To be honest, New Years is probably the most emotionally involved holiday for Dave and I, even though it's not much of a holiday. 2014 changed the meaning of New Years for our family.

We left the celebrations with Dave's family a day early, to finish his 12th day off work for Christmas break at home healing from the misery that plagued us that holiday season. As Facebook so kindly reminded me, we endured 3 bouts of stomach flu, 3 cases of pink eye, colds for every one and a sore back for Dave. We just wanted one good night's sleep and to spend the first day of the new year at home to recuperate before normal work schedules resumed.

And then Teddy has his first seizure. We had first responders visit our home for the first time ever. We headed to the ER with AJ in tow. Then Teddy had his second seizure. Dave's parents came and picked up AJ. My mom headed over to spend a few days at our house. We prayed, along with our family and friends, and were terrified. We left the ER that day with a tentative diagnosis of febrile seizures, even though Teddy was technically too young at 5.5 months to be diagnosed with them and his fever was relatively mild. We also had a referral to Children's Hospital to see a neurologist and schedule the first (of several so far) EEGs.

The last 3 years have aged us about 10 years. Two of my baby-faced boys snuggling after seizures.

We had no idea then the journey we were beginning. We were hoping it was febrile seizures that he'd outgrow. We didn't know it would take a month to get to see the neurologist and even longer for the EEG to be scheduled. We couldn't predict that it would take nearly two full years to actually get a diagnosis.

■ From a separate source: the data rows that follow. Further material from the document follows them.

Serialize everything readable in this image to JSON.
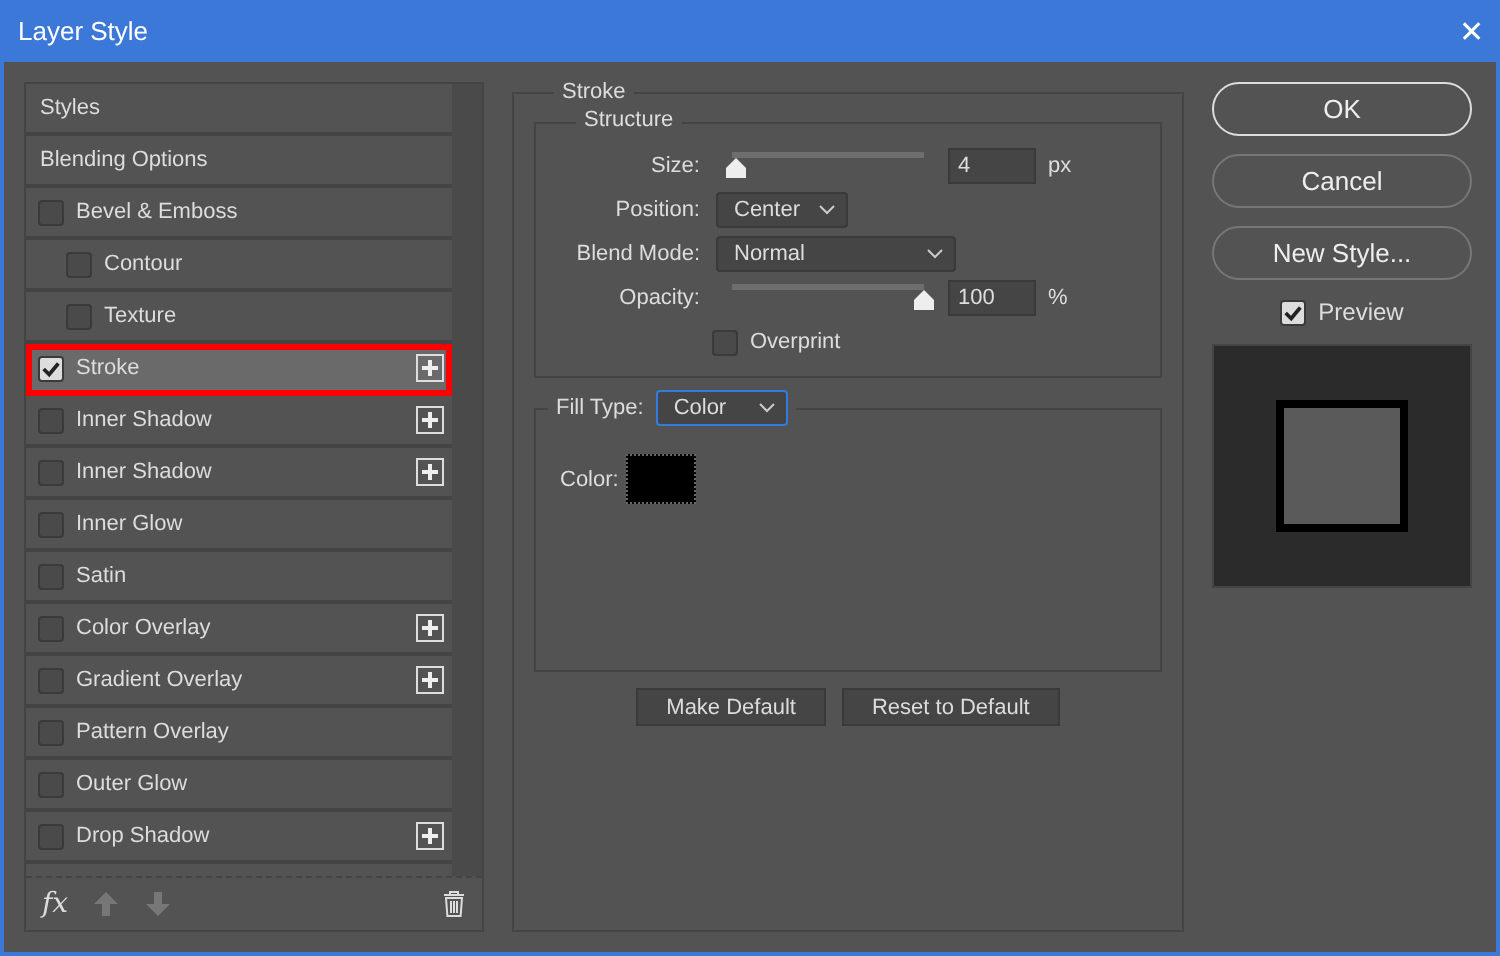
{
  "window": {
    "title": "Layer Style",
    "close": "✕"
  },
  "effects": [
    {
      "kind": "header",
      "label": "Styles"
    },
    {
      "kind": "header",
      "label": "Blending Options"
    },
    {
      "kind": "effect",
      "label": "Bevel & Emboss",
      "checked": false,
      "selected": false,
      "addable": false,
      "children": [
        {
          "kind": "effect",
          "label": "Contour",
          "checked": false,
          "selected": false,
          "addable": false
        },
        {
          "kind": "effect",
          "label": "Texture",
          "checked": false,
          "selected": false,
          "addable": false
        }
      ]
    },
    {
      "kind": "effect",
      "label": "Stroke",
      "checked": true,
      "selected": true,
      "addable": true
    },
    {
      "kind": "effect",
      "label": "Inner Shadow",
      "checked": false,
      "selected": false,
      "addable": true
    },
    {
      "kind": "effect",
      "label": "Inner Shadow",
      "checked": false,
      "selected": false,
      "addable": true
    },
    {
      "kind": "effect",
      "label": "Inner Glow",
      "checked": false,
      "selected": false,
      "addable": false
    },
    {
      "kind": "effect",
      "label": "Satin",
      "checked": false,
      "selected": false,
      "addable": false
    },
    {
      "kind": "effect",
      "label": "Color Overlay",
      "checked": false,
      "selected": false,
      "addable": true
    },
    {
      "kind": "effect",
      "label": "Gradient Overlay",
      "checked": false,
      "selected": false,
      "addable": true
    },
    {
      "kind": "effect",
      "label": "Pattern Overlay",
      "checked": false,
      "selected": false,
      "addable": false
    },
    {
      "kind": "effect",
      "label": "Outer Glow",
      "checked": false,
      "selected": false,
      "addable": false
    },
    {
      "kind": "effect",
      "label": "Drop Shadow",
      "checked": false,
      "selected": false,
      "addable": true
    }
  ],
  "footer": {
    "fx": "fx"
  },
  "stroke": {
    "title": "Stroke",
    "structure": {
      "title": "Structure",
      "size": {
        "label": "Size:",
        "level": 0.02,
        "value": "4",
        "unit": "px"
      },
      "position": {
        "label": "Position:",
        "value": "Center"
      },
      "blend_mode": {
        "label": "Blend Mode:",
        "value": "Normal"
      },
      "opacity": {
        "label": "Opacity:",
        "level": 1,
        "value": "100",
        "unit": "%"
      },
      "overprint": {
        "label": "Overprint",
        "checked": false
      }
    },
    "fill_type": {
      "label": "Fill Type:",
      "value": "Color",
      "color_label": "Color:",
      "color": "#000000"
    },
    "buttons": [
      "Make Default",
      "Reset to Default"
    ]
  },
  "actions": [
    "OK",
    "Cancel",
    "New Style..."
  ],
  "preview": {
    "label": "Preview",
    "checked": true
  }
}
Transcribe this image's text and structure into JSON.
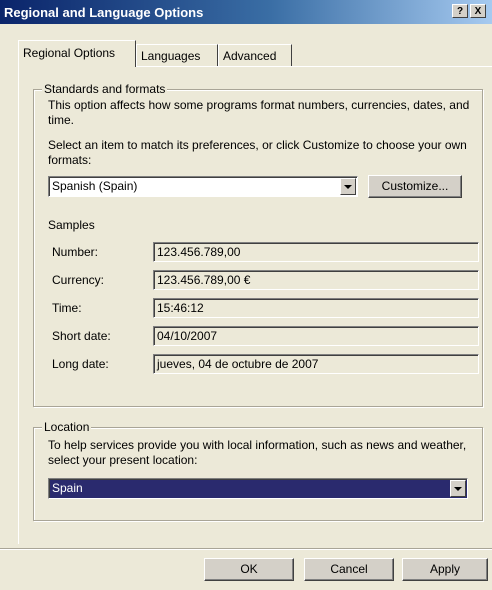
{
  "window": {
    "title": "Regional and Language Options",
    "help_button": "?",
    "close_button": "X"
  },
  "tabs": [
    {
      "label": "Regional Options",
      "active": true
    },
    {
      "label": "Languages",
      "active": false
    },
    {
      "label": "Advanced",
      "active": false
    }
  ],
  "standards": {
    "legend": "Standards and formats",
    "description": "This option affects how some programs format numbers, currencies, dates, and time.",
    "instruction": "Select an item to match its preferences, or click Customize to choose your own formats:",
    "format_value": "Spanish (Spain)",
    "customize_label": "Customize...",
    "samples_heading": "Samples",
    "samples": [
      {
        "label": "Number:",
        "value": "123.456.789,00"
      },
      {
        "label": "Currency:",
        "value": "123.456.789,00 €"
      },
      {
        "label": "Time:",
        "value": "15:46:12"
      },
      {
        "label": "Short date:",
        "value": "04/10/2007"
      },
      {
        "label": "Long date:",
        "value": "jueves, 04 de octubre de 2007"
      }
    ]
  },
  "location": {
    "legend": "Location",
    "description": "To help services provide you with local information, such as news and weather, select your present location:",
    "value": "Spain"
  },
  "footer": {
    "ok_label": "OK",
    "cancel_label": "Cancel",
    "apply_label": "Apply"
  }
}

That New Year's Day is the day that our world changed. Actually, our world changed when God blessed us with Teddy, but January 1, 2014 was the first strong hint at what was to come.

Fortunately, there's been so much good through the years and so many blessings, including Teddy being seizure-free the longest he's ever been. That alone removes so much stress, fear and sheer terror from our lives ... or at least puts it in the back of our minds. Still, we remember that day in 2014 like it were yesterday. And you can be certain that all of us ate our black-eyed peas for good luck today!

(It's a Southern tradition to eat black-eyed peas for good luck to start the New Year. I hated them as a child but grew to tolerate them through the years. We skipped them a few years. We ate them January 1, 2016, and it was a good year for us. I'm not superstitious, but this is something we apparently just need to do.)